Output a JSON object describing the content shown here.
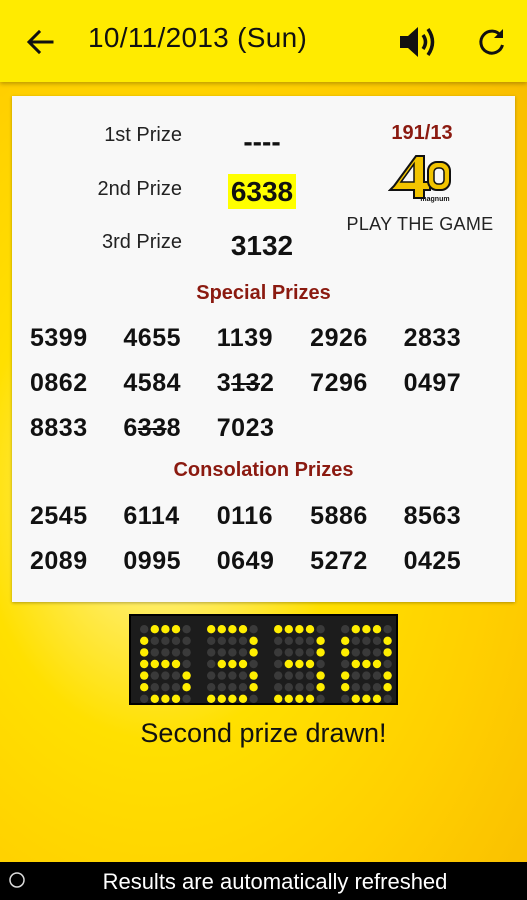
{
  "header": {
    "title": "10/11/2013 (Sun)",
    "back_icon": "arrow-left-icon",
    "sound_icon": "volume-icon",
    "refresh_icon": "refresh-icon"
  },
  "results": {
    "first": {
      "label": "1st Prize",
      "value": "----"
    },
    "second": {
      "label": "2nd Prize",
      "value": "6338"
    },
    "third": {
      "label": "3rd Prize",
      "value": "3132"
    },
    "draw_number": "191/13",
    "logo_text": "magnum",
    "logo_mark": "4D",
    "play_label": "PLAY THE GAME",
    "special_title": "Special Prizes",
    "special": [
      [
        "5399",
        "4655",
        "1139",
        "2926",
        "2833"
      ],
      [
        "0862",
        "4584",
        "3132",
        "7296",
        "0497"
      ],
      [
        "8833",
        "6338",
        "7023",
        "",
        ""
      ]
    ],
    "special_struck": [
      "3132",
      "6338"
    ],
    "consolation_title": "Consolation Prizes",
    "consolation": [
      [
        "2545",
        "6114",
        "0116",
        "5886",
        "8563"
      ],
      [
        "2089",
        "0995",
        "0649",
        "5272",
        "0425"
      ]
    ]
  },
  "display": {
    "led_digits": "6338",
    "status": "Second prize drawn!"
  },
  "footer": {
    "message": "Results are automatically refreshed"
  },
  "colors": {
    "appbar": "#ffeb00",
    "highlight": "#ffff00",
    "section_title": "#8b1a10",
    "led_on": "#ffee00",
    "led_off": "#3a3a3a"
  }
}
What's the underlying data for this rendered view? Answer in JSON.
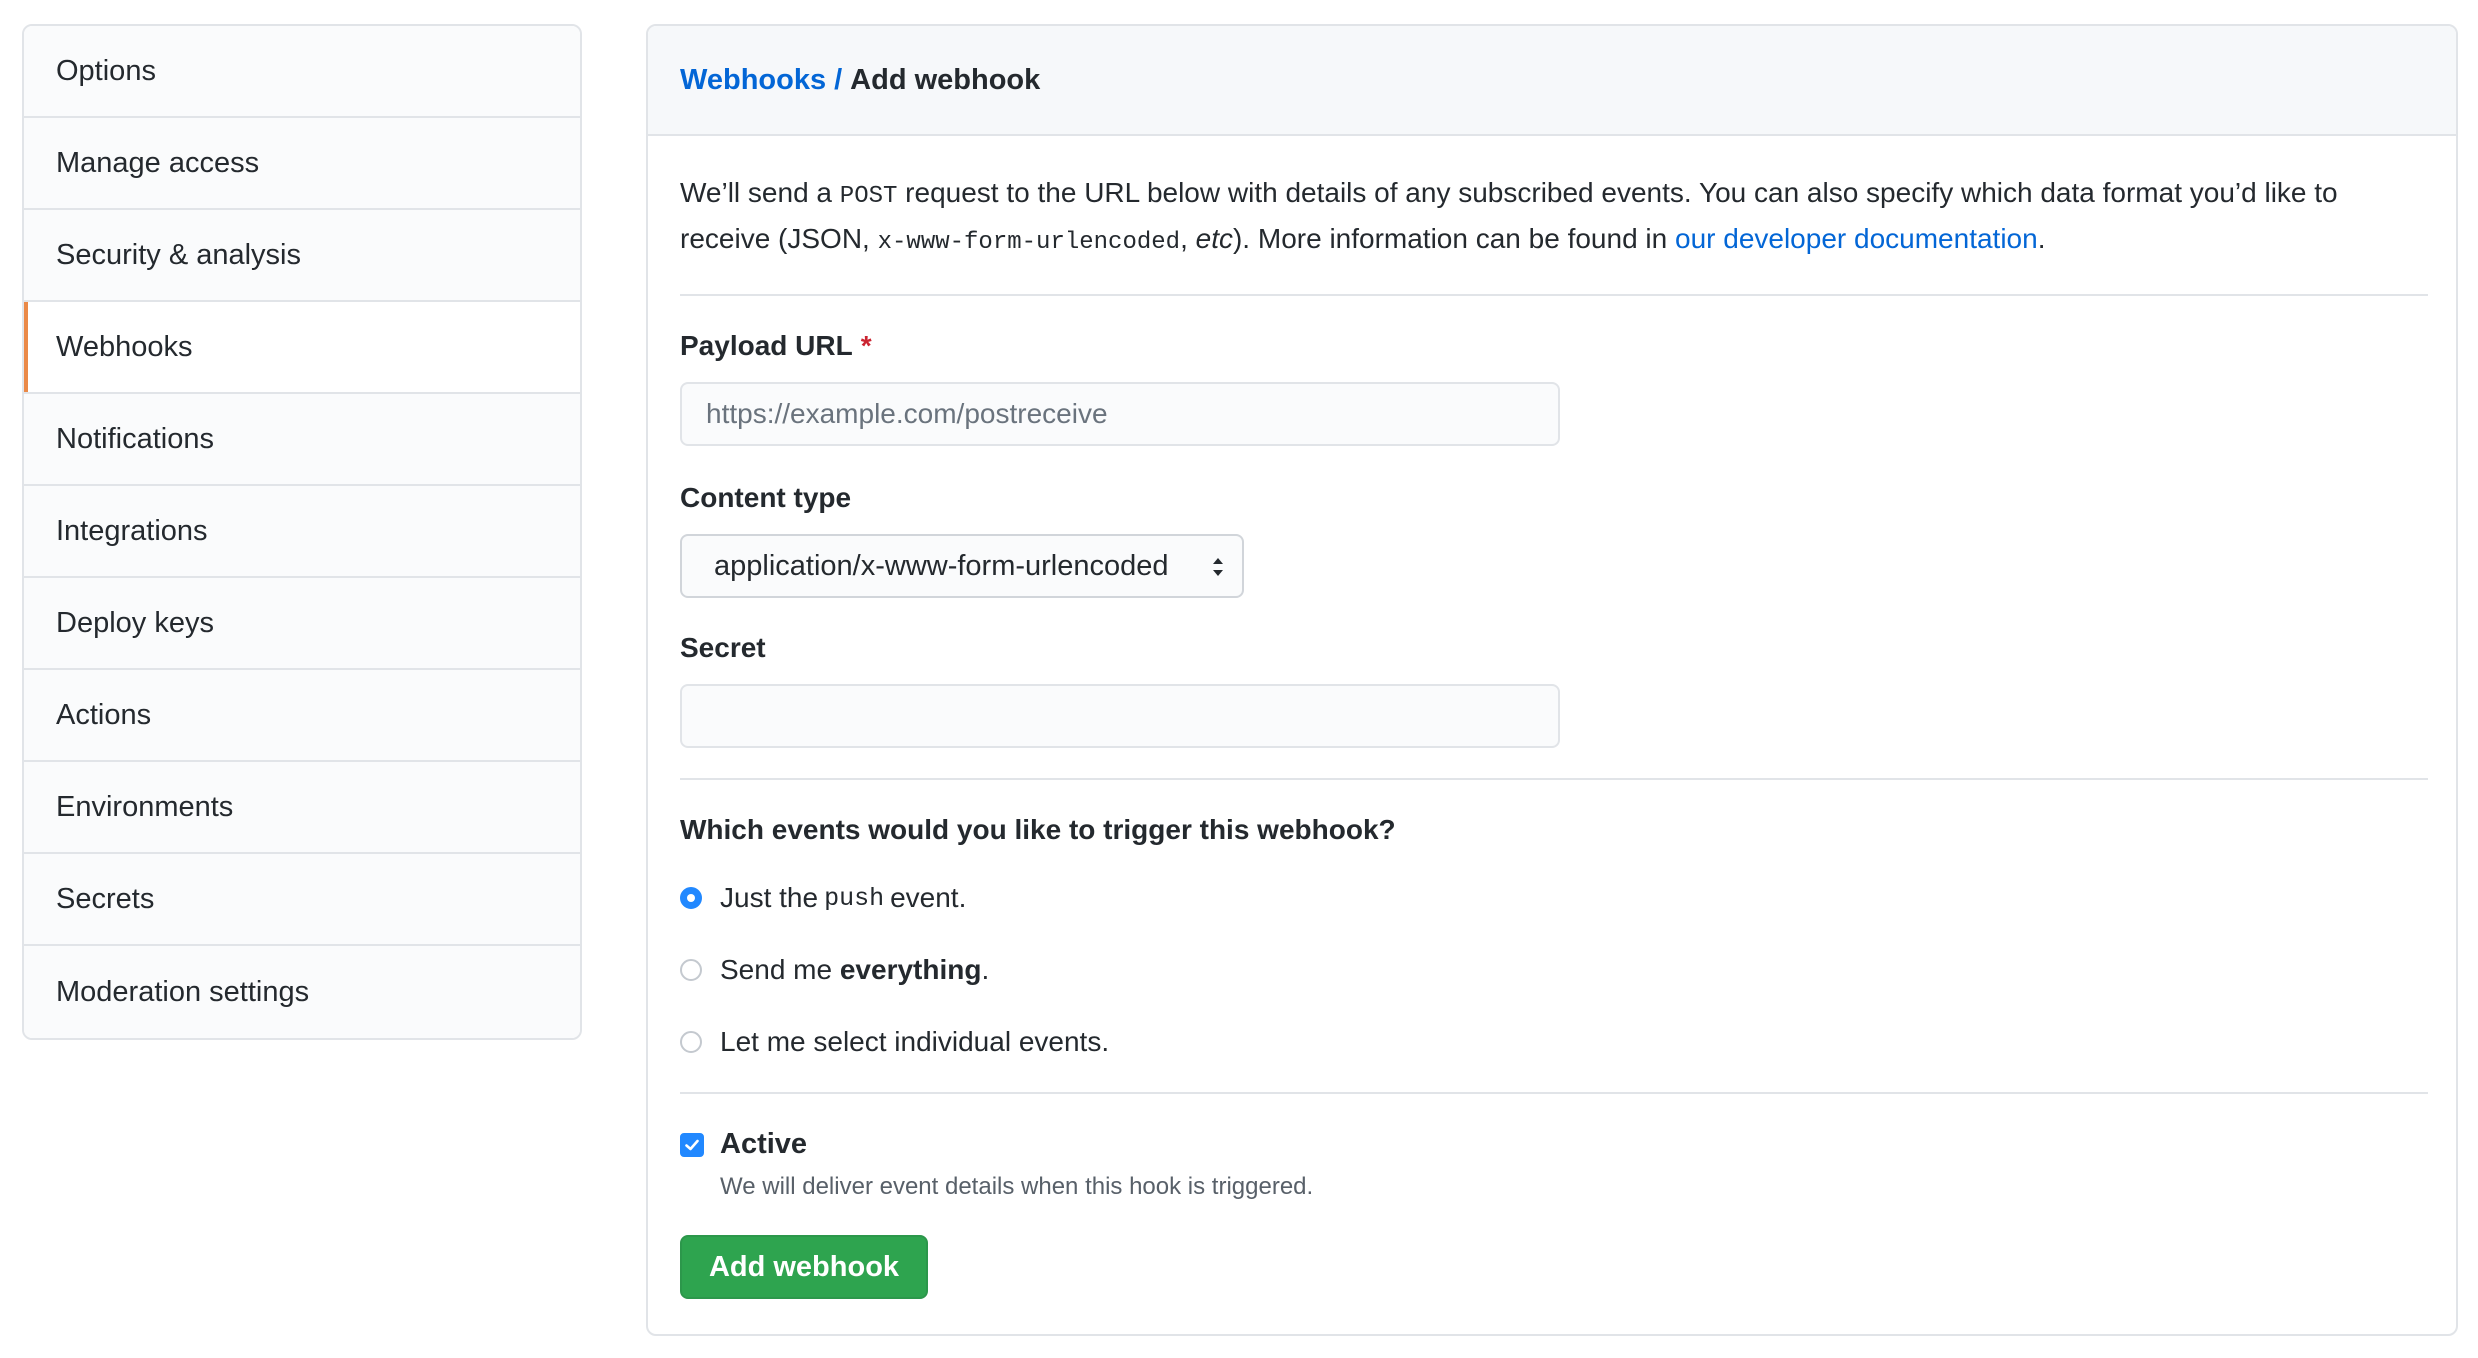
{
  "sidebar": {
    "items": [
      {
        "label": "Options"
      },
      {
        "label": "Manage access"
      },
      {
        "label": "Security & analysis"
      },
      {
        "label": "Webhooks"
      },
      {
        "label": "Notifications"
      },
      {
        "label": "Integrations"
      },
      {
        "label": "Deploy keys"
      },
      {
        "label": "Actions"
      },
      {
        "label": "Environments"
      },
      {
        "label": "Secrets"
      },
      {
        "label": "Moderation settings"
      }
    ],
    "selected": "Webhooks"
  },
  "header": {
    "breadcrumb_link": "Webhooks",
    "breadcrumb_sep": "/",
    "title": "Add webhook"
  },
  "intro": {
    "part1": "We’ll send a ",
    "code1": "POST",
    "part2": " request to the URL below with details of any subscribed events. You can also specify which data format you’d like to receive (JSON, ",
    "code2": "x-www-form-urlencoded",
    "part3": ", ",
    "em": "etc",
    "part4": "). More information can be found in ",
    "link": "our developer documentation",
    "part5": "."
  },
  "form": {
    "payload_label": "Payload URL",
    "payload_required": "*",
    "payload_placeholder": "https://example.com/postreceive",
    "payload_value": "",
    "content_type_label": "Content type",
    "content_type_value": "application/x-www-form-urlencoded",
    "secret_label": "Secret",
    "secret_value": ""
  },
  "events": {
    "question": "Which events would you like to trigger this webhook?",
    "option1_pre": "Just the",
    "option1_code": "push",
    "option1_post": "event.",
    "option2_pre": "Send me ",
    "option2_bold": "everything",
    "option2_post": ".",
    "option3": "Let me select individual events.",
    "selected_option": 1
  },
  "active": {
    "label": "Active",
    "checked": true,
    "note": "We will deliver event details when this hook is triggered."
  },
  "submit_label": "Add webhook",
  "colors": {
    "link": "#0366d6",
    "accent_selected": "#e36209",
    "primary_button": "#2ea44f",
    "radio_checkbox": "#2188ff",
    "required": "#cb2431"
  }
}
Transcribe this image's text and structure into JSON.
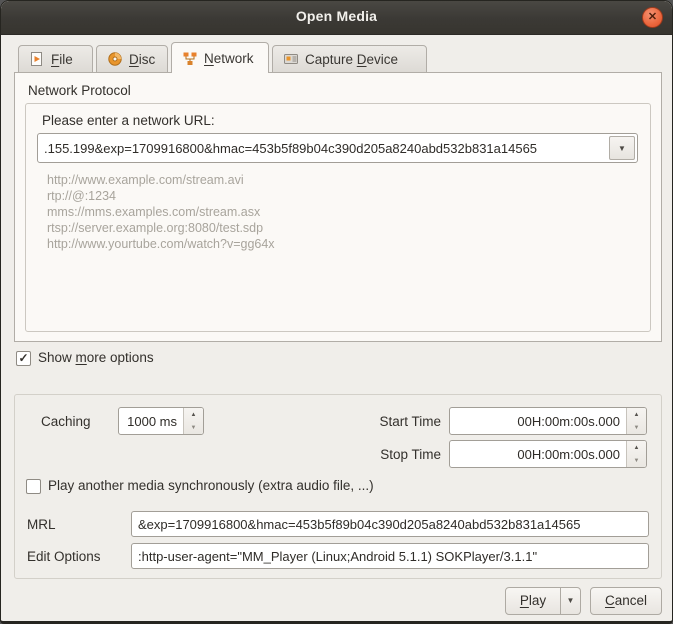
{
  "window": {
    "title": "Open Media",
    "close_glyph": "✕"
  },
  "colors": {
    "accent_orange": "#e95420",
    "titlebar": "#3b3935",
    "dialog_bg": "#f0eeea",
    "pane_bg": "#fbf9f6",
    "close_button": "#ec6a41"
  },
  "tabs": {
    "file": {
      "pre": "",
      "key": "F",
      "post": "ile"
    },
    "disc": {
      "pre": "",
      "key": "D",
      "post": "isc"
    },
    "network": {
      "pre": "",
      "key": "N",
      "post": "etwork"
    },
    "capture": {
      "pre": "Capture ",
      "key": "D",
      "post": "evice"
    }
  },
  "network_tab": {
    "group_title": "Network Protocol",
    "url_label": "Please enter a network URL:",
    "url_value": ".155.199&exp=1709916800&hmac=453b5f89b04c390d205a8240abd532b831a14565",
    "examples": "http://www.example.com/stream.avi\nrtp://@:1234\nmms://mms.examples.com/stream.asx\nrtsp://server.example.org:8080/test.sdp\nhttp://www.yourtube.com/watch?v=gg64x"
  },
  "show_more": {
    "pre": "Show ",
    "key": "m",
    "post": "ore options",
    "checked": true,
    "checkmark": "✓"
  },
  "options": {
    "caching_label": "Caching",
    "caching_value": "1000 ms",
    "start_time_label": "Start Time",
    "start_time_value": "00H:00m:00s.000",
    "stop_time_label": "Stop Time",
    "stop_time_value": "00H:00m:00s.000",
    "sync_label": "Play another media synchronously (extra audio file, ...)",
    "sync_checked": false,
    "mrl_label": "MRL",
    "mrl_value": "&exp=1709916800&hmac=453b5f89b04c390d205a8240abd532b831a14565",
    "edit_label": "Edit Options",
    "edit_value": ":http-user-agent=\"MM_Player (Linux;Android 5.1.1) SOKPlayer/3.1.1\""
  },
  "buttons": {
    "play": {
      "pre": "",
      "key": "P",
      "post": "lay"
    },
    "cancel": {
      "pre": "",
      "key": "C",
      "post": "ancel"
    }
  },
  "glyphs": {
    "combo_arrow": "▼",
    "spin_up": "▲",
    "spin_down": "▼"
  }
}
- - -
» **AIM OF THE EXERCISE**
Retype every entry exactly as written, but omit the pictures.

» **RESPONSE TO THE TASK**
Output a JSON object describing the content shown here.
{
  "header": {
    "title": "10/11/2013 (Sun)",
    "back_icon": "arrow-left-icon",
    "sound_icon": "volume-icon",
    "refresh_icon": "refresh-icon"
  },
  "results": {
    "first": {
      "label": "1st Prize",
      "value": "----"
    },
    "second": {
      "label": "2nd Prize",
      "value": "6338"
    },
    "third": {
      "label": "3rd Prize",
      "value": "3132"
    },
    "draw_number": "191/13",
    "logo_text": "magnum",
    "logo_mark": "4D",
    "play_label": "PLAY THE GAME",
    "special_title": "Special Prizes",
    "special": [
      [
        "5399",
        "4655",
        "1139",
        "2926",
        "2833"
      ],
      [
        "0862",
        "4584",
        "3132",
        "7296",
        "0497"
      ],
      [
        "8833",
        "6338",
        "7023",
        "",
        ""
      ]
    ],
    "special_struck": [
      "3132",
      "6338"
    ],
    "consolation_title": "Consolation Prizes",
    "consolation": [
      [
        "2545",
        "6114",
        "0116",
        "5886",
        "8563"
      ],
      [
        "2089",
        "0995",
        "0649",
        "5272",
        "0425"
      ]
    ]
  },
  "display": {
    "led_digits": "6338",
    "status": "Second prize drawn!"
  },
  "footer": {
    "message": "Results are automatically refreshed"
  },
  "colors": {
    "appbar": "#ffeb00",
    "highlight": "#ffff00",
    "section_title": "#8b1a10",
    "led_on": "#ffee00",
    "led_off": "#3a3a3a"
  }
}
What's the underlying data for this rendered view? Answer in JSON.
{
  "sidebar": {
    "items": [
      {
        "label": "Options"
      },
      {
        "label": "Manage access"
      },
      {
        "label": "Security & analysis"
      },
      {
        "label": "Webhooks"
      },
      {
        "label": "Notifications"
      },
      {
        "label": "Integrations"
      },
      {
        "label": "Deploy keys"
      },
      {
        "label": "Actions"
      },
      {
        "label": "Environments"
      },
      {
        "label": "Secrets"
      },
      {
        "label": "Moderation settings"
      }
    ],
    "selected": "Webhooks"
  },
  "header": {
    "breadcrumb_link": "Webhooks",
    "breadcrumb_sep": "/",
    "title": "Add webhook"
  },
  "intro": {
    "part1": "We’ll send a ",
    "code1": "POST",
    "part2": " request to the URL below with details of any subscribed events. You can also specify which data format you’d like to receive (JSON, ",
    "code2": "x-www-form-urlencoded",
    "part3": ", ",
    "em": "etc",
    "part4": "). More information can be found in ",
    "link": "our developer documentation",
    "part5": "."
  },
  "form": {
    "payload_label": "Payload URL",
    "payload_required": "*",
    "payload_placeholder": "https://example.com/postreceive",
    "payload_value": "",
    "content_type_label": "Content type",
    "content_type_value": "application/x-www-form-urlencoded",
    "secret_label": "Secret",
    "secret_value": ""
  },
  "events": {
    "question": "Which events would you like to trigger this webhook?",
    "option1_pre": "Just the",
    "option1_code": "push",
    "option1_post": "event.",
    "option2_pre": "Send me ",
    "option2_bold": "everything",
    "option2_post": ".",
    "option3": "Let me select individual events.",
    "selected_option": 1
  },
  "active": {
    "label": "Active",
    "checked": true,
    "note": "We will deliver event details when this hook is triggered."
  },
  "submit_label": "Add webhook",
  "colors": {
    "link": "#0366d6",
    "accent_selected": "#e36209",
    "primary_button": "#2ea44f",
    "radio_checkbox": "#2188ff",
    "required": "#cb2431"
  }
}
Transcribe this image's text and structure into JSON.
{
  "window": {
    "title": "Open Media",
    "close_glyph": "✕"
  },
  "colors": {
    "accent_orange": "#e95420",
    "titlebar": "#3b3935",
    "dialog_bg": "#f0eeea",
    "pane_bg": "#fbf9f6",
    "close_button": "#ec6a41"
  },
  "tabs": {
    "file": {
      "pre": "",
      "key": "F",
      "post": "ile"
    },
    "disc": {
      "pre": "",
      "key": "D",
      "post": "isc"
    },
    "network": {
      "pre": "",
      "key": "N",
      "post": "etwork"
    },
    "capture": {
      "pre": "Capture ",
      "key": "D",
      "post": "evice"
    }
  },
  "network_tab": {
    "group_title": "Network Protocol",
    "url_label": "Please enter a network URL:",
    "url_value": ".155.199&exp=1709916800&hmac=453b5f89b04c390d205a8240abd532b831a14565",
    "examples": "http://www.example.com/stream.avi\nrtp://@:1234\nmms://mms.examples.com/stream.asx\nrtsp://server.example.org:8080/test.sdp\nhttp://www.yourtube.com/watch?v=gg64x"
  },
  "show_more": {
    "pre": "Show ",
    "key": "m",
    "post": "ore options",
    "checked": true,
    "checkmark": "✓"
  },
  "options": {
    "caching_label": "Caching",
    "caching_value": "1000 ms",
    "start_time_label": "Start Time",
    "start_time_value": "00H:00m:00s.000",
    "stop_time_label": "Stop Time",
    "stop_time_value": "00H:00m:00s.000",
    "sync_label": "Play another media synchronously (extra audio file, ...)",
    "sync_checked": false,
    "mrl_label": "MRL",
    "mrl_value": "&exp=1709916800&hmac=453b5f89b04c390d205a8240abd532b831a14565",
    "edit_label": "Edit Options",
    "edit_value": ":http-user-agent=\"MM_Player (Linux;Android 5.1.1) SOKPlayer/3.1.1\""
  },
  "buttons": {
    "play": {
      "pre": "",
      "key": "P",
      "post": "lay"
    },
    "cancel": {
      "pre": "",
      "key": "C",
      "post": "ancel"
    }
  },
  "glyphs": {
    "combo_arrow": "▼",
    "spin_up": "▲",
    "spin_down": "▼"
  }
}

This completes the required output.